:: TASK OBJECTIVE ::
Search the listing for the string "length". Copy every line that has it.

:: INFORMATION SUPPLIED ::
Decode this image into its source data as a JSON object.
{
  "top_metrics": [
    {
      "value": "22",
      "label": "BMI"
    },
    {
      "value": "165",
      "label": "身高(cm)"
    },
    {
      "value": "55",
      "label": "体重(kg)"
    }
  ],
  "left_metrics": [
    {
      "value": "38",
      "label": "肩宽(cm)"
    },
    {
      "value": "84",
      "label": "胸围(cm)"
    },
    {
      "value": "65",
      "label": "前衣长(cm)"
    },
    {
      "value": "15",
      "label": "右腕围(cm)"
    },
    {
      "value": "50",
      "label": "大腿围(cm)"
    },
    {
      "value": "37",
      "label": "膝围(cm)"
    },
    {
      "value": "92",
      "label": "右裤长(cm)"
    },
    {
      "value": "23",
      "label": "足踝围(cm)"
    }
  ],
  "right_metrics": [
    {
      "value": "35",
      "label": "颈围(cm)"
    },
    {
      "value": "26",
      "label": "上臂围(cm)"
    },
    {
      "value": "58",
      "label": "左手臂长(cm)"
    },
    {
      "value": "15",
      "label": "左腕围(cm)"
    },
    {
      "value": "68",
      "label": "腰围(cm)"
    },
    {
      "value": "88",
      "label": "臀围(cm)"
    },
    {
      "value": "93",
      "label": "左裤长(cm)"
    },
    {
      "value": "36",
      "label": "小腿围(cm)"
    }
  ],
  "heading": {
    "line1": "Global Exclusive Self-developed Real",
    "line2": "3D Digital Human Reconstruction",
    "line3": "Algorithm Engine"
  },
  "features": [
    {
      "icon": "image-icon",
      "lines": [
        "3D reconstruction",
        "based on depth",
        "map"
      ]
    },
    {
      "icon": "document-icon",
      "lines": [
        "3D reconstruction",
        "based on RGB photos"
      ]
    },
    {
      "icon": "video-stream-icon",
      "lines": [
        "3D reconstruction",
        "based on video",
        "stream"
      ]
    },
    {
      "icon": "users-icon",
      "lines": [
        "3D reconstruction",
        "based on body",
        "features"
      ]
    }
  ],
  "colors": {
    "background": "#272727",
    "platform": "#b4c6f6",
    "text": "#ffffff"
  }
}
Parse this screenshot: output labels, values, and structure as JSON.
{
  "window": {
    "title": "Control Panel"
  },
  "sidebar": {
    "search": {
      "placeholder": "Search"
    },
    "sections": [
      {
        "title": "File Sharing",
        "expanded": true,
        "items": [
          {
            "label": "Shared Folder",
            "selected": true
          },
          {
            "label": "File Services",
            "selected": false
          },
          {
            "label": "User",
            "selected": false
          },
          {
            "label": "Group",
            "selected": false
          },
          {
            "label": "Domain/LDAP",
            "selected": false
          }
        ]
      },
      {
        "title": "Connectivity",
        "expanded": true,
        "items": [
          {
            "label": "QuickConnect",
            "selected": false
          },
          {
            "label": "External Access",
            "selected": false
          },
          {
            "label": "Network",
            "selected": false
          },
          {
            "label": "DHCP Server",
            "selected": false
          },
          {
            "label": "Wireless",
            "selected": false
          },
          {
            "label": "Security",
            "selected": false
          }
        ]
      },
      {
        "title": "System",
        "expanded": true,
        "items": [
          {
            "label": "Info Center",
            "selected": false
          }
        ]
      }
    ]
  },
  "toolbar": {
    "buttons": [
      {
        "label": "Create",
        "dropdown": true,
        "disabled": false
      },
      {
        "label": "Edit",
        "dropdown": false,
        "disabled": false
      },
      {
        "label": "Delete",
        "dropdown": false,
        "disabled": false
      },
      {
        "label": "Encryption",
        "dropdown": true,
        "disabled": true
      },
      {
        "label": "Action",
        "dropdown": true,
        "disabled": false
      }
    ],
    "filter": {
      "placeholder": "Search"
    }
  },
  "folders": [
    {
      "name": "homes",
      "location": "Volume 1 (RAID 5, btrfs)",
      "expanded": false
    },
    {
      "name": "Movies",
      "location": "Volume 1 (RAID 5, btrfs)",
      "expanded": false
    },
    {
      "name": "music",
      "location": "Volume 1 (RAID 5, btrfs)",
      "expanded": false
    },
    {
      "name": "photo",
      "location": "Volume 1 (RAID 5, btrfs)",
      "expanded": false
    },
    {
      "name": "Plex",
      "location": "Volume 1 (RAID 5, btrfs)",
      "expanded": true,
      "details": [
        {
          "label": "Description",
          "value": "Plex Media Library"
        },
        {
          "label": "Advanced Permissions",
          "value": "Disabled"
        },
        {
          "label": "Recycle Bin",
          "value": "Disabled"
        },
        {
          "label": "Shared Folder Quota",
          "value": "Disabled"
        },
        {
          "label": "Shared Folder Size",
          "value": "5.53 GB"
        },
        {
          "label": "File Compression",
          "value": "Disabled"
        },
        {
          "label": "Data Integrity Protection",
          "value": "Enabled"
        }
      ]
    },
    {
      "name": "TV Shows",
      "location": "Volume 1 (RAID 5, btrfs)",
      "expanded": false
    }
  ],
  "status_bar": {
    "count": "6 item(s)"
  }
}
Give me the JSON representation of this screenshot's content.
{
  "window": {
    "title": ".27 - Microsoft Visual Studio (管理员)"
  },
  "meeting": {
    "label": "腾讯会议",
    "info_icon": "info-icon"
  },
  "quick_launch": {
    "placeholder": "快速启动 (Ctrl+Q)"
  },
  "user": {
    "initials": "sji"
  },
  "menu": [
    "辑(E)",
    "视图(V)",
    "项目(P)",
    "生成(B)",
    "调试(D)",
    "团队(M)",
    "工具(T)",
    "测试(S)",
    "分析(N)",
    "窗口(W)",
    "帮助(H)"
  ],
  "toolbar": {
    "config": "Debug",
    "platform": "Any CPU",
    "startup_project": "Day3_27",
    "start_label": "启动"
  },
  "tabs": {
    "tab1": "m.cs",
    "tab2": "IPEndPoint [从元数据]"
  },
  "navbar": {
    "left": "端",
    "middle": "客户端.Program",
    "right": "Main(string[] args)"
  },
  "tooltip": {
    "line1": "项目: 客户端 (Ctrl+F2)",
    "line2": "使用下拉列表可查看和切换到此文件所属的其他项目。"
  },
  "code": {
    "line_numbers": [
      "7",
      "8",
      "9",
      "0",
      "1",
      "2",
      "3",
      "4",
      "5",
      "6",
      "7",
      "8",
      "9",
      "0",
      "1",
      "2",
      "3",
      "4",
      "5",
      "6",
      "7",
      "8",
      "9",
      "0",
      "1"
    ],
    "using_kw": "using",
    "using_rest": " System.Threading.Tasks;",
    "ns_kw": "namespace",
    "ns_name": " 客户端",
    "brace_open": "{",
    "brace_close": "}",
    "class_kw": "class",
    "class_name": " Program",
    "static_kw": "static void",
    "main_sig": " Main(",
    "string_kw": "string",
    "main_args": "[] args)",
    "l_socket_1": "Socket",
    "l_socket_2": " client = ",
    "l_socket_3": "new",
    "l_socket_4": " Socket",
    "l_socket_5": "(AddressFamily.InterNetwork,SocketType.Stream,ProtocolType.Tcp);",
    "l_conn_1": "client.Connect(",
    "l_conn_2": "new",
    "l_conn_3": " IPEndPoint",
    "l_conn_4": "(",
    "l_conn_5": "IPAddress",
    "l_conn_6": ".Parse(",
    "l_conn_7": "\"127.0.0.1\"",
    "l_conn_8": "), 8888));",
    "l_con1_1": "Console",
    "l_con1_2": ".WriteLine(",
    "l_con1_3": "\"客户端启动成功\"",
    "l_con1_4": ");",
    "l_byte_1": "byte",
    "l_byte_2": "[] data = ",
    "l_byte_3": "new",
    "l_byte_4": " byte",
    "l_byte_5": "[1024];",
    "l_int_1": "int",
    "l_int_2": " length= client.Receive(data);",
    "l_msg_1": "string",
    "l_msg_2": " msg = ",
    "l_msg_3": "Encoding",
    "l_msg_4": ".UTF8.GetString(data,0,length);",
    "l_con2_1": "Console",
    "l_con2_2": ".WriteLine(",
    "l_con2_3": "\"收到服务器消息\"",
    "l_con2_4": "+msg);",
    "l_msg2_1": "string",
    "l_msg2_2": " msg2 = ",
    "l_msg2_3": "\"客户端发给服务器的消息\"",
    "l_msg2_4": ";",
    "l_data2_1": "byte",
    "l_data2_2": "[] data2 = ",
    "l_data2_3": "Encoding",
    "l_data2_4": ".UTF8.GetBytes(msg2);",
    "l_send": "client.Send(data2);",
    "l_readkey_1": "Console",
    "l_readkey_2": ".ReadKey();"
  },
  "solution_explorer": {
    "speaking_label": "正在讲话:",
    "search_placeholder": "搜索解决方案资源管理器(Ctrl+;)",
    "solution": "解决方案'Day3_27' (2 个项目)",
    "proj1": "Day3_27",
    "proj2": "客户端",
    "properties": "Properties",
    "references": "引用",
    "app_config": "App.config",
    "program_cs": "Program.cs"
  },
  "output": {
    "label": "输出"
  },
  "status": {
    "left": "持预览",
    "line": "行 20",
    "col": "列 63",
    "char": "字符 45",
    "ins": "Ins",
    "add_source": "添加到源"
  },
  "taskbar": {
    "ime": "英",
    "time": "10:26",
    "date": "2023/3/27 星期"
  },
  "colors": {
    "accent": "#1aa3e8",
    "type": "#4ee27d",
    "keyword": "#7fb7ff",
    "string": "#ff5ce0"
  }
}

:: OUTPUT OF THE TASK ::
    "l_int_2": " length= client.Receive(data);",
    "l_msg_4": ".UTF8.GetString(data,0,length);",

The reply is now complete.